## Material supplied
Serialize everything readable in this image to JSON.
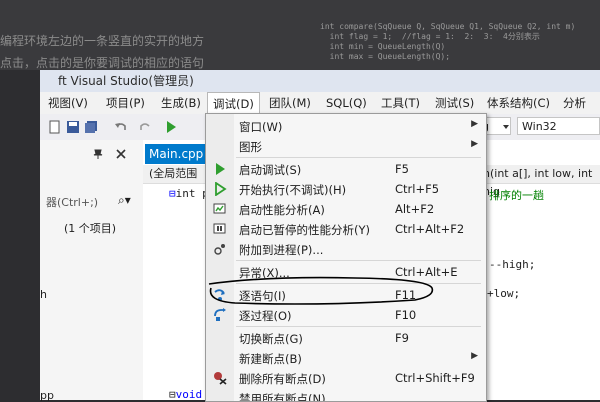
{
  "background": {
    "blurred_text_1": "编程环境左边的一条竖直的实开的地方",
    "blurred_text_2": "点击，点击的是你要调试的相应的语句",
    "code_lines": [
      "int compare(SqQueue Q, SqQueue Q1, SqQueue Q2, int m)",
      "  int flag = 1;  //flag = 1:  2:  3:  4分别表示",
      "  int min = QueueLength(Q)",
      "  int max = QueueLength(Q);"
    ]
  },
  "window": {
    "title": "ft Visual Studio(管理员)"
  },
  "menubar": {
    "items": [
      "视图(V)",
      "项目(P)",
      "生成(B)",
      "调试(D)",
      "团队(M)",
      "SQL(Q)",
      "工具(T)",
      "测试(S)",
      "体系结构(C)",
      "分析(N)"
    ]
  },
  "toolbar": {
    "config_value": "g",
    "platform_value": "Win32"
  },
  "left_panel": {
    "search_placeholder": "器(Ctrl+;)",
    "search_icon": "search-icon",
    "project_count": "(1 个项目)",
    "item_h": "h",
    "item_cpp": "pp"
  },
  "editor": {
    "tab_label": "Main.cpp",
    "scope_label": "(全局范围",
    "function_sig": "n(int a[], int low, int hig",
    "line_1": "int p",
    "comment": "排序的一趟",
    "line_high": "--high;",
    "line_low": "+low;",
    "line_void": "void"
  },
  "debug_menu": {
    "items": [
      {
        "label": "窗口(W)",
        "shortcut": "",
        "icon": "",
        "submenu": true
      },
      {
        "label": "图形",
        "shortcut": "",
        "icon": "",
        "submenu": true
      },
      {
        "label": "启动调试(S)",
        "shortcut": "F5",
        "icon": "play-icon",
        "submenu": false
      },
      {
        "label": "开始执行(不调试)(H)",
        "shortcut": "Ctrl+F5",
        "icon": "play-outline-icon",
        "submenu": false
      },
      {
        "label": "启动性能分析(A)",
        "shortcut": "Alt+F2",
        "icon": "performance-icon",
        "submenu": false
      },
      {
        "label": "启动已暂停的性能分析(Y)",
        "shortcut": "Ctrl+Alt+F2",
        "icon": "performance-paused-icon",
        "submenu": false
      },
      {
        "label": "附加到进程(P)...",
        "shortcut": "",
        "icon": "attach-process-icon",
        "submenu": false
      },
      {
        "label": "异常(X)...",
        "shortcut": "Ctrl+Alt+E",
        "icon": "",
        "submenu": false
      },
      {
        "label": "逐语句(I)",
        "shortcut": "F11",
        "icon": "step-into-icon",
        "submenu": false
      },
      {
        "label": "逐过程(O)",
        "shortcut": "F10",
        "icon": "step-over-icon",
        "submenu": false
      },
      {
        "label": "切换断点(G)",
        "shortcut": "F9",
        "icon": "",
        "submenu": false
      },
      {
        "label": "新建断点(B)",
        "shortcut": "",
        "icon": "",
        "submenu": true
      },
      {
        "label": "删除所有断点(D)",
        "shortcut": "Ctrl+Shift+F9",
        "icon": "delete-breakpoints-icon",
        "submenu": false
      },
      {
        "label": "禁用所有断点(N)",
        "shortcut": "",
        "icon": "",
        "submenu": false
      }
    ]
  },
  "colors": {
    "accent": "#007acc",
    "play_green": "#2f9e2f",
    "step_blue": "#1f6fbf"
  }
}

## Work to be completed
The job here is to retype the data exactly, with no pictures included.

## Response
Serialize everything readable in this image to JSON.
{
  "background": {
    "blurred_text_1": "编程环境左边的一条竖直的实开的地方",
    "blurred_text_2": "点击，点击的是你要调试的相应的语句",
    "code_lines": [
      "int compare(SqQueue Q, SqQueue Q1, SqQueue Q2, int m)",
      "  int flag = 1;  //flag = 1:  2:  3:  4分别表示",
      "  int min = QueueLength(Q)",
      "  int max = QueueLength(Q);"
    ]
  },
  "window": {
    "title": "ft Visual Studio(管理员)"
  },
  "menubar": {
    "items": [
      "视图(V)",
      "项目(P)",
      "生成(B)",
      "调试(D)",
      "团队(M)",
      "SQL(Q)",
      "工具(T)",
      "测试(S)",
      "体系结构(C)",
      "分析(N)"
    ]
  },
  "toolbar": {
    "config_value": "g",
    "platform_value": "Win32"
  },
  "left_panel": {
    "search_placeholder": "器(Ctrl+;)",
    "search_icon": "search-icon",
    "project_count": "(1 个项目)",
    "item_h": "h",
    "item_cpp": "pp"
  },
  "editor": {
    "tab_label": "Main.cpp",
    "scope_label": "(全局范围",
    "function_sig": "n(int a[], int low, int hig",
    "line_1": "int p",
    "comment": "排序的一趟",
    "line_high": "--high;",
    "line_low": "+low;",
    "line_void": "void"
  },
  "debug_menu": {
    "items": [
      {
        "label": "窗口(W)",
        "shortcut": "",
        "icon": "",
        "submenu": true
      },
      {
        "label": "图形",
        "shortcut": "",
        "icon": "",
        "submenu": true
      },
      {
        "label": "启动调试(S)",
        "shortcut": "F5",
        "icon": "play-icon",
        "submenu": false
      },
      {
        "label": "开始执行(不调试)(H)",
        "shortcut": "Ctrl+F5",
        "icon": "play-outline-icon",
        "submenu": false
      },
      {
        "label": "启动性能分析(A)",
        "shortcut": "Alt+F2",
        "icon": "performance-icon",
        "submenu": false
      },
      {
        "label": "启动已暂停的性能分析(Y)",
        "shortcut": "Ctrl+Alt+F2",
        "icon": "performance-paused-icon",
        "submenu": false
      },
      {
        "label": "附加到进程(P)...",
        "shortcut": "",
        "icon": "attach-process-icon",
        "submenu": false
      },
      {
        "label": "异常(X)...",
        "shortcut": "Ctrl+Alt+E",
        "icon": "",
        "submenu": false
      },
      {
        "label": "逐语句(I)",
        "shortcut": "F11",
        "icon": "step-into-icon",
        "submenu": false
      },
      {
        "label": "逐过程(O)",
        "shortcut": "F10",
        "icon": "step-over-icon",
        "submenu": false
      },
      {
        "label": "切换断点(G)",
        "shortcut": "F9",
        "icon": "",
        "submenu": false
      },
      {
        "label": "新建断点(B)",
        "shortcut": "",
        "icon": "",
        "submenu": true
      },
      {
        "label": "删除所有断点(D)",
        "shortcut": "Ctrl+Shift+F9",
        "icon": "delete-breakpoints-icon",
        "submenu": false
      },
      {
        "label": "禁用所有断点(N)",
        "shortcut": "",
        "icon": "",
        "submenu": false
      }
    ]
  },
  "colors": {
    "accent": "#007acc",
    "play_green": "#2f9e2f",
    "step_blue": "#1f6fbf"
  }
}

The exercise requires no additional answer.